» **Provided material**:

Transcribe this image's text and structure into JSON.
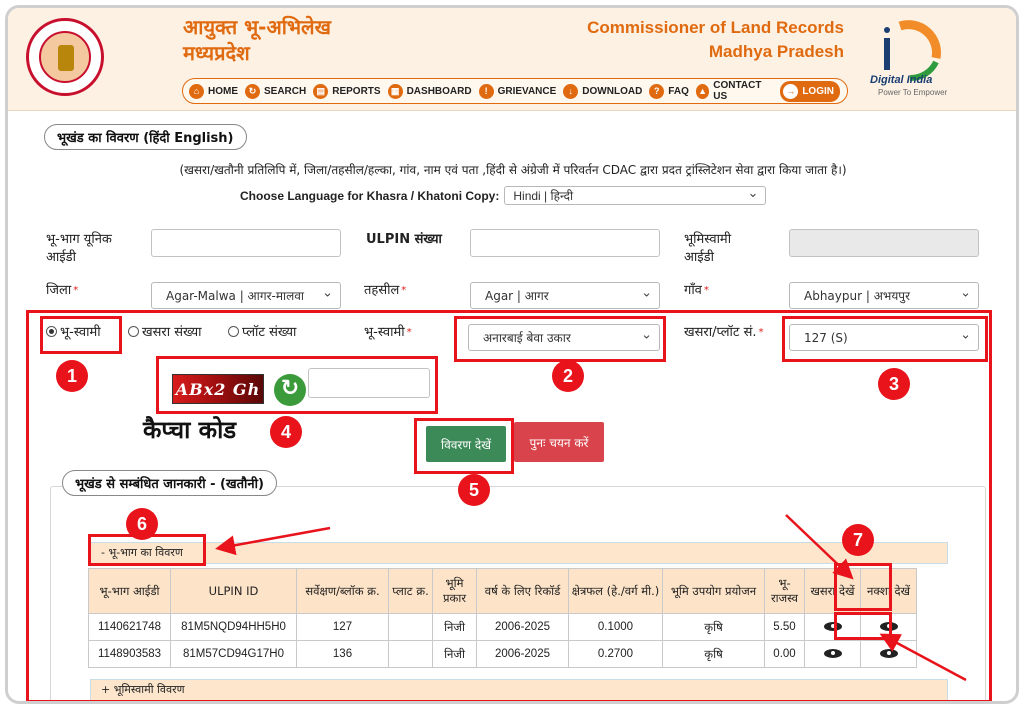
{
  "header": {
    "hi_line1": "आयुक्त भू-अभिलेख",
    "hi_line2": "मध्यप्रदेश",
    "en_line1": "Commissioner of Land Records",
    "en_line2": "Madhya Pradesh",
    "di_name": "Digital India",
    "di_tagline": "Power To Empower"
  },
  "nav": {
    "items": [
      "HOME",
      "SEARCH",
      "REPORTS",
      "DASHBOARD",
      "GRIEVANCE",
      "DOWNLOAD",
      "FAQ",
      "CONTACT US"
    ],
    "login": "LOGIN"
  },
  "section1": {
    "title": "भूखंड का विवरण  (हिंदी  English)",
    "note": "(खसरा/खतौनी प्रतिलिपि में, जिला/तहसील/हल्का, गांव, नाम एवं पता ,हिंदी से अंग्रेजी में परिवर्तन CDAC द्वारा प्रदत ट्रांस्लिटेशन सेवा द्वारा किया जाता है।)",
    "lang_label": "Choose Language for Khasra / Khatoni Copy:",
    "lang_value": "Hindi | हिन्दी"
  },
  "form": {
    "unique_id_label_1": "भू-भाग यूनिक",
    "unique_id_label_2": "आईडी",
    "ulpin_label": "ULPIN संख्या",
    "owner_id_label_1": "भूमिस्वामी",
    "owner_id_label_2": "आईडी",
    "district_label": "जिला",
    "district_value": "Agar-Malwa | आगर-मालवा",
    "tehsil_label": "तहसील",
    "tehsil_value": "Agar | आगर",
    "village_label": "गाँव",
    "village_value": "Abhaypur | अभयपुर",
    "radio_owner": "भू-स्वामी",
    "radio_khasra": "खसरा संख्या",
    "radio_plot": "प्लॉट संख्या",
    "owner_label": "भू-स्वामी",
    "owner_value": "अनारबाई बेवा उकार",
    "khasra_label": "खसरा/प्लॉट सं.",
    "khasra_value": "127 (S)",
    "captcha_image_text": "ABx2 Gh",
    "captcha_label": "कैप्चा कोड",
    "view_button": "विवरण देखें",
    "reset_button": "पुनः चयन करें"
  },
  "section2": {
    "title": "भूखंड से सम्बंधित जानकारी -   (खतौनी)",
    "land_bar": "- भू-भाग का विवरण",
    "owner_bar": "+ भूमिस्वामी विवरण"
  },
  "table": {
    "headers": [
      "भू-भाग आईडी",
      "ULPIN ID",
      "सर्वेक्षण/ब्लॉक क्र.",
      "प्लाट क्र.",
      "भूमि प्रकार",
      "वर्ष के लिए रिकॉर्ड",
      "क्षेत्रफल (हे./वर्ग मी.)",
      "भूमि उपयोग प्रयोजन",
      "भू-राजस्व",
      "खसरा देखें",
      "नक्शा देखें"
    ],
    "rows": [
      [
        "1140621748",
        "81M5NQD94HH5H0",
        "127",
        "",
        "निजी",
        "2006-2025",
        "0.1000",
        "कृषि",
        "5.50"
      ],
      [
        "1148903583",
        "81M57CD94G17H0",
        "136",
        "",
        "निजी",
        "2006-2025",
        "0.2700",
        "कृषि",
        "0.00"
      ]
    ]
  },
  "annotations": {
    "badges": [
      "1",
      "2",
      "3",
      "4",
      "5",
      "6",
      "7"
    ]
  }
}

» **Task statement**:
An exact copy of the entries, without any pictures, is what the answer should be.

» **Solution for this problem**:
Transcribe this image's text and structure into JSON.
{
  "header": {
    "hi_line1": "आयुक्त भू-अभिलेख",
    "hi_line2": "मध्यप्रदेश",
    "en_line1": "Commissioner of Land Records",
    "en_line2": "Madhya Pradesh",
    "di_name": "Digital India",
    "di_tagline": "Power To Empower"
  },
  "nav": {
    "items": [
      "HOME",
      "SEARCH",
      "REPORTS",
      "DASHBOARD",
      "GRIEVANCE",
      "DOWNLOAD",
      "FAQ",
      "CONTACT US"
    ],
    "login": "LOGIN"
  },
  "section1": {
    "title": "भूखंड का विवरण  (हिंदी  English)",
    "note": "(खसरा/खतौनी प्रतिलिपि में, जिला/तहसील/हल्का, गांव, नाम एवं पता ,हिंदी से अंग्रेजी में परिवर्तन CDAC द्वारा प्रदत ट्रांस्लिटेशन सेवा द्वारा किया जाता है।)",
    "lang_label": "Choose Language for Khasra / Khatoni Copy:",
    "lang_value": "Hindi | हिन्दी"
  },
  "form": {
    "unique_id_label_1": "भू-भाग यूनिक",
    "unique_id_label_2": "आईडी",
    "ulpin_label": "ULPIN संख्या",
    "owner_id_label_1": "भूमिस्वामी",
    "owner_id_label_2": "आईडी",
    "district_label": "जिला",
    "district_value": "Agar-Malwa | आगर-मालवा",
    "tehsil_label": "तहसील",
    "tehsil_value": "Agar | आगर",
    "village_label": "गाँव",
    "village_value": "Abhaypur | अभयपुर",
    "radio_owner": "भू-स्वामी",
    "radio_khasra": "खसरा संख्या",
    "radio_plot": "प्लॉट संख्या",
    "owner_label": "भू-स्वामी",
    "owner_value": "अनारबाई बेवा उकार",
    "khasra_label": "खसरा/प्लॉट सं.",
    "khasra_value": "127 (S)",
    "captcha_image_text": "ABx2 Gh",
    "captcha_label": "कैप्चा कोड",
    "view_button": "विवरण देखें",
    "reset_button": "पुनः चयन करें"
  },
  "section2": {
    "title": "भूखंड से सम्बंधित जानकारी -   (खतौनी)",
    "land_bar": "- भू-भाग का विवरण",
    "owner_bar": "+ भूमिस्वामी विवरण"
  },
  "table": {
    "headers": [
      "भू-भाग आईडी",
      "ULPIN ID",
      "सर्वेक्षण/ब्लॉक क्र.",
      "प्लाट क्र.",
      "भूमि प्रकार",
      "वर्ष के लिए रिकॉर्ड",
      "क्षेत्रफल (हे./वर्ग मी.)",
      "भूमि उपयोग प्रयोजन",
      "भू-राजस्व",
      "खसरा देखें",
      "नक्शा देखें"
    ],
    "rows": [
      [
        "1140621748",
        "81M5NQD94HH5H0",
        "127",
        "",
        "निजी",
        "2006-2025",
        "0.1000",
        "कृषि",
        "5.50"
      ],
      [
        "1148903583",
        "81M57CD94G17H0",
        "136",
        "",
        "निजी",
        "2006-2025",
        "0.2700",
        "कृषि",
        "0.00"
      ]
    ]
  },
  "annotations": {
    "badges": [
      "1",
      "2",
      "3",
      "4",
      "5",
      "6",
      "7"
    ]
  }
}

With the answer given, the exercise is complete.